▽
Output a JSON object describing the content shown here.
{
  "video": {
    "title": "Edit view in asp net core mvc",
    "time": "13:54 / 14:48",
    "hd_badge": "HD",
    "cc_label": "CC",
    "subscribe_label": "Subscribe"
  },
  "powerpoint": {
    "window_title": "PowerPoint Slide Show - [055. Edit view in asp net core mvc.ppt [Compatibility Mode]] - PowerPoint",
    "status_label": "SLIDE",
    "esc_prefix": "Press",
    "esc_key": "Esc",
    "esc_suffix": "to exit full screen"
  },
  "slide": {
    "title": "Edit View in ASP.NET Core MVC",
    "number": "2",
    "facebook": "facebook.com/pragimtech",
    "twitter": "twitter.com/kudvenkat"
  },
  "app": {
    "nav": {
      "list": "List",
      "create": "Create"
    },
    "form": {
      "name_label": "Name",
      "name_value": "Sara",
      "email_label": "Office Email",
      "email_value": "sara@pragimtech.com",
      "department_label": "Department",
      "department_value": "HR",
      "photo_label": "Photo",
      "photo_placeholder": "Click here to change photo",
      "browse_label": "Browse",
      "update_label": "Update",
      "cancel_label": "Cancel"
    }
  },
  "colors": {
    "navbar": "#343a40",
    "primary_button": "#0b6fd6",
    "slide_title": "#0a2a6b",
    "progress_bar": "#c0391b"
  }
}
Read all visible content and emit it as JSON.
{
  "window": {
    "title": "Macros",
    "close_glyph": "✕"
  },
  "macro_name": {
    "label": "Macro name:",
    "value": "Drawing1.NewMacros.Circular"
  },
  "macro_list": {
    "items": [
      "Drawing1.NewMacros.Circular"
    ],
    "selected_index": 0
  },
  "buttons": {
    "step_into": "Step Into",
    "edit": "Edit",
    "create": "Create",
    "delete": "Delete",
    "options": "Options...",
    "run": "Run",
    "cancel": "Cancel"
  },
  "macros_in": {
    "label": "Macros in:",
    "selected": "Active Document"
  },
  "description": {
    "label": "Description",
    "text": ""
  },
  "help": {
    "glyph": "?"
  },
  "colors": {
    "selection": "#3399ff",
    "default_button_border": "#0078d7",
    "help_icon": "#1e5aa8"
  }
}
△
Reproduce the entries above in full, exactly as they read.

Output a JSON object describing the content shown here.
{
  "video": {
    "title": "Edit view in asp net core mvc",
    "time": "13:54 / 14:48",
    "hd_badge": "HD",
    "cc_label": "CC",
    "subscribe_label": "Subscribe"
  },
  "powerpoint": {
    "window_title": "PowerPoint Slide Show - [055. Edit view in asp net core mvc.ppt [Compatibility Mode]] - PowerPoint",
    "status_label": "SLIDE",
    "esc_prefix": "Press",
    "esc_key": "Esc",
    "esc_suffix": "to exit full screen"
  },
  "slide": {
    "title": "Edit View in ASP.NET Core MVC",
    "number": "2",
    "facebook": "facebook.com/pragimtech",
    "twitter": "twitter.com/kudvenkat"
  },
  "app": {
    "nav": {
      "list": "List",
      "create": "Create"
    },
    "form": {
      "name_label": "Name",
      "name_value": "Sara",
      "email_label": "Office Email",
      "email_value": "sara@pragimtech.com",
      "department_label": "Department",
      "department_value": "HR",
      "photo_label": "Photo",
      "photo_placeholder": "Click here to change photo",
      "browse_label": "Browse",
      "update_label": "Update",
      "cancel_label": "Cancel"
    }
  },
  "colors": {
    "navbar": "#343a40",
    "primary_button": "#0b6fd6",
    "slide_title": "#0a2a6b",
    "progress_bar": "#c0391b"
  }
}
Read all visible content and emit it as JSON.
{
  "window": {
    "title": "Macros",
    "close_glyph": "✕"
  },
  "macro_name": {
    "label": "Macro name:",
    "value": "Drawing1.NewMacros.Circular"
  },
  "macro_list": {
    "items": [
      "Drawing1.NewMacros.Circular"
    ],
    "selected_index": 0
  },
  "buttons": {
    "step_into": "Step Into",
    "edit": "Edit",
    "create": "Create",
    "delete": "Delete",
    "options": "Options...",
    "run": "Run",
    "cancel": "Cancel"
  },
  "macros_in": {
    "label": "Macros in:",
    "selected": "Active Document"
  },
  "description": {
    "label": "Description",
    "text": ""
  },
  "help": {
    "glyph": "?"
  },
  "colors": {
    "selection": "#3399ff",
    "default_button_border": "#0078d7",
    "help_icon": "#1e5aa8"
  }
}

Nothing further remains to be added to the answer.